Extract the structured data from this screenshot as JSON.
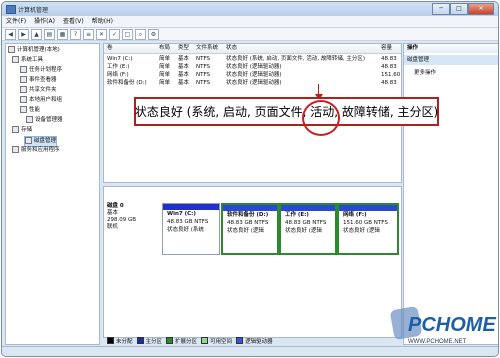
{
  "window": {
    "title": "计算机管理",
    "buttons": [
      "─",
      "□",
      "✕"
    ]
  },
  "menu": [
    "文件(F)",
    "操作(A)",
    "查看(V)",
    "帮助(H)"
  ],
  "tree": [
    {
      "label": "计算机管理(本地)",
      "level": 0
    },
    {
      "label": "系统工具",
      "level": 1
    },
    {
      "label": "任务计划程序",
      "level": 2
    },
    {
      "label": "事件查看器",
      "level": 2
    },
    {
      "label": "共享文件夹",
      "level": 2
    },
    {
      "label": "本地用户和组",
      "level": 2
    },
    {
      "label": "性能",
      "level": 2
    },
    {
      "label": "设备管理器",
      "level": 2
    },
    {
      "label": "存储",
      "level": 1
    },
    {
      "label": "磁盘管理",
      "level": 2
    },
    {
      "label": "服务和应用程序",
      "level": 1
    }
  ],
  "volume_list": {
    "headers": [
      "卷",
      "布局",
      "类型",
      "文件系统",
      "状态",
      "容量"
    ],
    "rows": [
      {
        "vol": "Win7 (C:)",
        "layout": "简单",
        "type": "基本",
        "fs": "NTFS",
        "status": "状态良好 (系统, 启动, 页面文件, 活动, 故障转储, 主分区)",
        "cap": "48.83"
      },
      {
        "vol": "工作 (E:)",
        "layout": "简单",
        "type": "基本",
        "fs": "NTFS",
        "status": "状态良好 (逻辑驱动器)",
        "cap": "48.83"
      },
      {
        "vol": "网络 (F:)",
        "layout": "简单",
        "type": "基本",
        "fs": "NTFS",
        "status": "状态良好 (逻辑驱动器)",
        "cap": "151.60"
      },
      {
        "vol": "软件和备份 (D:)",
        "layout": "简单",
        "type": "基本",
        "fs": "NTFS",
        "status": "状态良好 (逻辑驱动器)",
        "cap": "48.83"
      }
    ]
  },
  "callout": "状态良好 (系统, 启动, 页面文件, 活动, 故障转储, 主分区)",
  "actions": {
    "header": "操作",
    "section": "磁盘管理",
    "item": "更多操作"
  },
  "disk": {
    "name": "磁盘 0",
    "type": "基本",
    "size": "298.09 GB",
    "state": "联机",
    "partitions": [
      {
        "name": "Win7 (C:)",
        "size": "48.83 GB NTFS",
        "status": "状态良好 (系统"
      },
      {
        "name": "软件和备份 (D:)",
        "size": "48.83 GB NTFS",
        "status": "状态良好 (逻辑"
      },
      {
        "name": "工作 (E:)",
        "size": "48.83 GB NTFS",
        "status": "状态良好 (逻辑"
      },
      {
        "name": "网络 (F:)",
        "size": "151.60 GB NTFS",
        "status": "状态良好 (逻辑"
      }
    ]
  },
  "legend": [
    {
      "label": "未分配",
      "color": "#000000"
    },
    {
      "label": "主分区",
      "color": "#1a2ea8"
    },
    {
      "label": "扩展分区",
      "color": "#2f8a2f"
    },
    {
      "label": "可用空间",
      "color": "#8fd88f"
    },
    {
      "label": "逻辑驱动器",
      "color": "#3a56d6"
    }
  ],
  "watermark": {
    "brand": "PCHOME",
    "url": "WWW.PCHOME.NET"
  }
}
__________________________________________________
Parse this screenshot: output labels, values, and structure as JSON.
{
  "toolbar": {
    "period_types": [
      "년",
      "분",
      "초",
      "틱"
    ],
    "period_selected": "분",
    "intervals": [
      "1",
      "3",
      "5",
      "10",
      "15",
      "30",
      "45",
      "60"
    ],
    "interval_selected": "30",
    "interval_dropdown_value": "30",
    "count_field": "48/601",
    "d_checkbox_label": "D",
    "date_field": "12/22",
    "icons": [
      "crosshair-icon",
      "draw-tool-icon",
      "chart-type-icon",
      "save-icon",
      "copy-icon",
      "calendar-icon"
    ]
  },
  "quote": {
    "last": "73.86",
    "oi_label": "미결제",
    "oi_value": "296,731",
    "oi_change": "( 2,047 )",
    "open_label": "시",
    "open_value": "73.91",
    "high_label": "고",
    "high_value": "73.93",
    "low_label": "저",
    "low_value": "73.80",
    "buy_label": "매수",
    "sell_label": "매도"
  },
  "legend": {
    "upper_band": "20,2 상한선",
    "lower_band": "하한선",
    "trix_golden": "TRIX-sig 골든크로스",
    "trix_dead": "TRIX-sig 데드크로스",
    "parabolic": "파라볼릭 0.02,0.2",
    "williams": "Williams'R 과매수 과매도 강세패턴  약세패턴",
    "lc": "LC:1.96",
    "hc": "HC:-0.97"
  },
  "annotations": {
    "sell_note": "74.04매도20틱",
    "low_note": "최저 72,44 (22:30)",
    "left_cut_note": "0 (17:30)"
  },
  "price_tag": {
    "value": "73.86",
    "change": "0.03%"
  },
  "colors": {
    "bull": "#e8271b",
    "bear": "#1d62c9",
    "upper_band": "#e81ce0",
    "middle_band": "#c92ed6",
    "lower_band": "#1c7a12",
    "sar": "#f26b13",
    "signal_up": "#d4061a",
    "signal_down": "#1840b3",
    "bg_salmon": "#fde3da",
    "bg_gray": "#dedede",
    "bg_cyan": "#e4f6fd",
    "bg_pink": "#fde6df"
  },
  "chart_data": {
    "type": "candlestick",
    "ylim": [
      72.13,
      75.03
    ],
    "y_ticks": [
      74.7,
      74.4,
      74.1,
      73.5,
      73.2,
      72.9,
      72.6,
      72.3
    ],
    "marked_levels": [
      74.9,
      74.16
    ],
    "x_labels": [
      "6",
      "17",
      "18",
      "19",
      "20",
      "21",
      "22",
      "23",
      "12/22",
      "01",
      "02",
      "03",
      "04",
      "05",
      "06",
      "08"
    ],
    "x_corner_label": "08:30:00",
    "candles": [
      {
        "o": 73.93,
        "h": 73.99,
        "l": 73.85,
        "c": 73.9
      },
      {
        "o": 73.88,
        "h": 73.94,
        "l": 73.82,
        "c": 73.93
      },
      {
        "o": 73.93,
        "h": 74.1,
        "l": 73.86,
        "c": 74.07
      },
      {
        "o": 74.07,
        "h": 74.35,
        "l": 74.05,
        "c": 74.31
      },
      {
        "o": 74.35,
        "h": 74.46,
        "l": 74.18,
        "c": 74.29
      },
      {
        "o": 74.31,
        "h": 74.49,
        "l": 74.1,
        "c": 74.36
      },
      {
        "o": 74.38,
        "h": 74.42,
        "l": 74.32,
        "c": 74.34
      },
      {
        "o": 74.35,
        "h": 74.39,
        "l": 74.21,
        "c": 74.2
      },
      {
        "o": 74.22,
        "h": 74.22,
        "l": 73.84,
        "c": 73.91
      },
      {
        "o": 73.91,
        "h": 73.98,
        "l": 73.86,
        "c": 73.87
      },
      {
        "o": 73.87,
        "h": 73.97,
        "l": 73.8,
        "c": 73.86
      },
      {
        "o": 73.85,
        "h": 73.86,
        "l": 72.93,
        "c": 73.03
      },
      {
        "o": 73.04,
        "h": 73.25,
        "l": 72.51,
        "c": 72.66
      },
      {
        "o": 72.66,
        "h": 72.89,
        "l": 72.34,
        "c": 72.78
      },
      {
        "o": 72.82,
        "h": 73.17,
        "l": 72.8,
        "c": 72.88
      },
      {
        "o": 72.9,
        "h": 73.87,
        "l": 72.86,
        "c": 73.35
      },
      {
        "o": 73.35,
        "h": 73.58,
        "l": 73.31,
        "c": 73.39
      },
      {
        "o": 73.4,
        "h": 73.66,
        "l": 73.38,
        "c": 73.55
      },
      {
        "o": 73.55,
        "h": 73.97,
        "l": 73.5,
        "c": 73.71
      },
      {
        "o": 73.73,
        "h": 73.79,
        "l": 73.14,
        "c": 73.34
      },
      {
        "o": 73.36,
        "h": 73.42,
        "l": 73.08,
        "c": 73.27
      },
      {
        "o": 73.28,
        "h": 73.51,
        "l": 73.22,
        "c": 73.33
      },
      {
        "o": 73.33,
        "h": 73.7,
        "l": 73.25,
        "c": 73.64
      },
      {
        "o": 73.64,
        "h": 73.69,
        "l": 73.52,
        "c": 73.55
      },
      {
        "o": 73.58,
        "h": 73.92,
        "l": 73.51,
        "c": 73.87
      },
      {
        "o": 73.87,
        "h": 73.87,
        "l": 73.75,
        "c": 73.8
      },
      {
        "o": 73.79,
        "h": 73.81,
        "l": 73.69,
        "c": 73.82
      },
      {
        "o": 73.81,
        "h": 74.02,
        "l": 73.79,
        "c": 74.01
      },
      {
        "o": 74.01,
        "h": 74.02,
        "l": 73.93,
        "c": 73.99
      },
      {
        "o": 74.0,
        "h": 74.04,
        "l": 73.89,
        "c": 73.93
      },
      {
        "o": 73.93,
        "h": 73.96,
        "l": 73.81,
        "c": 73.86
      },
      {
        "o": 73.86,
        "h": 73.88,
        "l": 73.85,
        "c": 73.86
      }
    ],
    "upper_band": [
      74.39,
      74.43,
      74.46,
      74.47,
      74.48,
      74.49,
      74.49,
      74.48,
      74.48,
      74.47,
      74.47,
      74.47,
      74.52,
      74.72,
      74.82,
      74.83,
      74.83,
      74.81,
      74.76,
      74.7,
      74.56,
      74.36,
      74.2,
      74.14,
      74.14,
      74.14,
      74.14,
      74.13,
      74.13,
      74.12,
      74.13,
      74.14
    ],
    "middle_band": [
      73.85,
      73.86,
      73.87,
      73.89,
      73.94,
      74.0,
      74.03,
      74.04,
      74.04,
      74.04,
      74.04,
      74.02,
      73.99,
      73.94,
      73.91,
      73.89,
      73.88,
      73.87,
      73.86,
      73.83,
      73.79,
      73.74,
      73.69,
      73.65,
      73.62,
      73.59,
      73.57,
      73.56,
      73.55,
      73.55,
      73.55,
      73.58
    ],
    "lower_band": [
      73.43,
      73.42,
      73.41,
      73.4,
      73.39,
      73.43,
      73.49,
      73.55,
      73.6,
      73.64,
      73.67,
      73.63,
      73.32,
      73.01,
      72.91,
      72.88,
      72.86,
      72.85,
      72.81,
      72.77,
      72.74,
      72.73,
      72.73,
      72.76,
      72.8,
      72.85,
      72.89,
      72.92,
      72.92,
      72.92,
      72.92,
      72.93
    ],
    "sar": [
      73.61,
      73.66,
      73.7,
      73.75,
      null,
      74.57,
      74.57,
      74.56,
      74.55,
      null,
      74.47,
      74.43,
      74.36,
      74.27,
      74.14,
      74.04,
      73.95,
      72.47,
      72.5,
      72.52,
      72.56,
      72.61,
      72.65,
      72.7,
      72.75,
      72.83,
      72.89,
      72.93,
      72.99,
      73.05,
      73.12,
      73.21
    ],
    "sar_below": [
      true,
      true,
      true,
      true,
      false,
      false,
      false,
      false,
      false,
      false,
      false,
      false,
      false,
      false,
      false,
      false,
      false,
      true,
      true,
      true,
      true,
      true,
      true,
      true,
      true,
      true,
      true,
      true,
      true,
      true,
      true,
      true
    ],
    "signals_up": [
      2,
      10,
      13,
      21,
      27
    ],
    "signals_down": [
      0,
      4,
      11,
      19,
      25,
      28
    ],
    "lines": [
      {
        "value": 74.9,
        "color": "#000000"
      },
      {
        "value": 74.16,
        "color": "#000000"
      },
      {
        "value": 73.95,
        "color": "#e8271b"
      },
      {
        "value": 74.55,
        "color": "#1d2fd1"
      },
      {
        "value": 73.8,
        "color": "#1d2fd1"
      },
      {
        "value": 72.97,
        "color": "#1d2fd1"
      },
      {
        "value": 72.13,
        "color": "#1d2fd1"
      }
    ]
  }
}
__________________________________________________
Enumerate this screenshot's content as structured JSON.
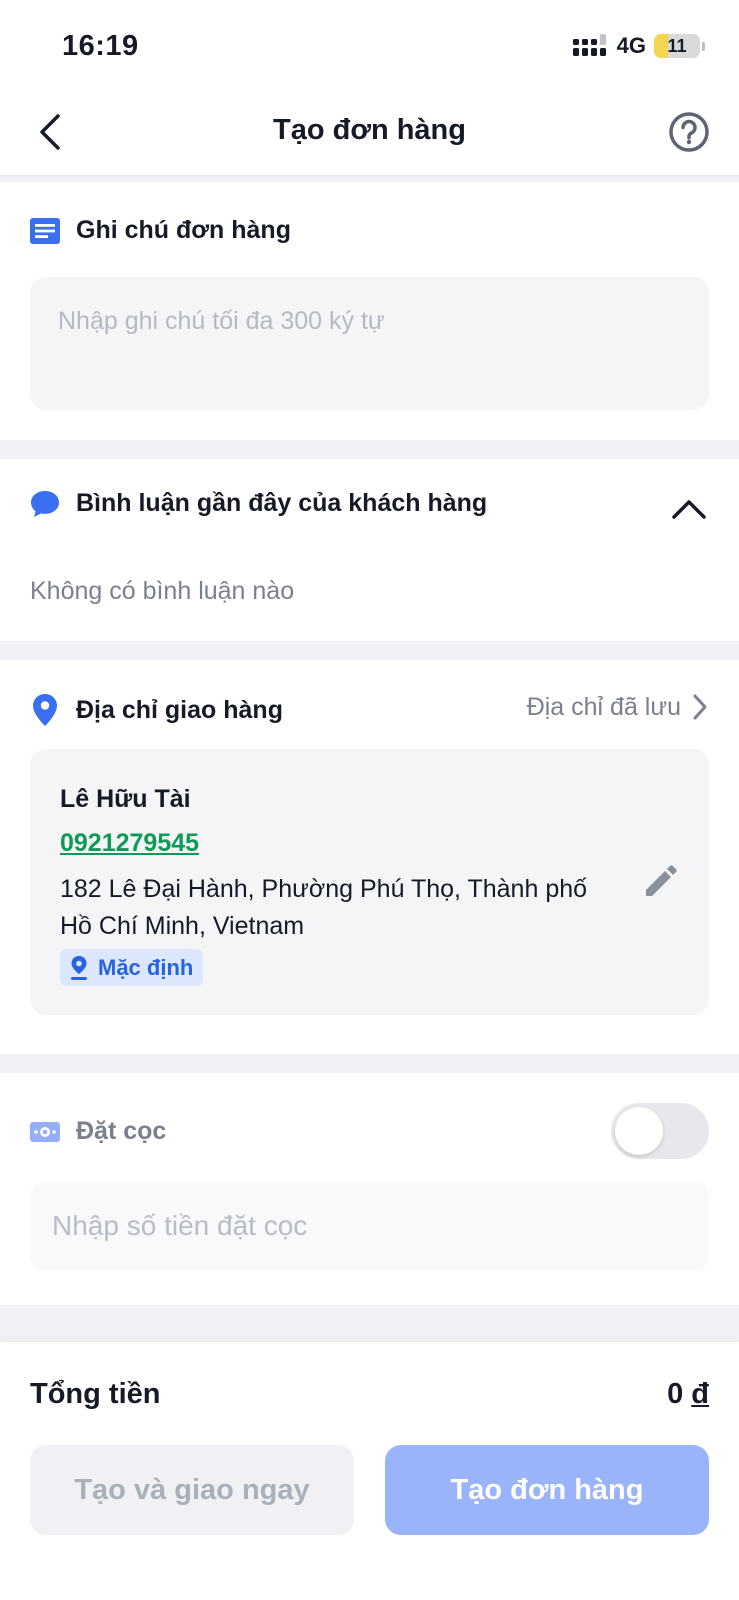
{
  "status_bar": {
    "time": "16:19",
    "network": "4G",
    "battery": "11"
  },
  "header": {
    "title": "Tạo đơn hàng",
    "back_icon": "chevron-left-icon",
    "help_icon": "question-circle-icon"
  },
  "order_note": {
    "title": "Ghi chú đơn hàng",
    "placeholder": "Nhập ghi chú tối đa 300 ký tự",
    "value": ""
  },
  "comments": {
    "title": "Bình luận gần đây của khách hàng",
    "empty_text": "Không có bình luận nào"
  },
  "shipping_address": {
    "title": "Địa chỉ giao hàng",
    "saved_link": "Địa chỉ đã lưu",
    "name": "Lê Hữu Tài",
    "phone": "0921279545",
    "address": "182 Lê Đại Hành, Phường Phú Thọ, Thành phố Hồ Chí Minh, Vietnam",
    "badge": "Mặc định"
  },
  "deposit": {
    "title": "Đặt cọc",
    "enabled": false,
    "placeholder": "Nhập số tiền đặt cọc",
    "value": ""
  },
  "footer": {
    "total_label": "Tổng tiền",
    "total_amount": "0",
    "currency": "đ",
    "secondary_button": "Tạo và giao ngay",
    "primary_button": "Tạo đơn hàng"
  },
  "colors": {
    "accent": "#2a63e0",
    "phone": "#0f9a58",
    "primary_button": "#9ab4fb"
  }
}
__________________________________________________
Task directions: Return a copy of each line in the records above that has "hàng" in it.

Exercise output:
    "title": "Tạo đơn hàng",
    "title": "Ghi chú đơn hàng",
    "title": "Bình luận gần đây của khách hàng",
    "title": "Địa chỉ giao hàng",
    "primary_button": "Tạo đơn hàng"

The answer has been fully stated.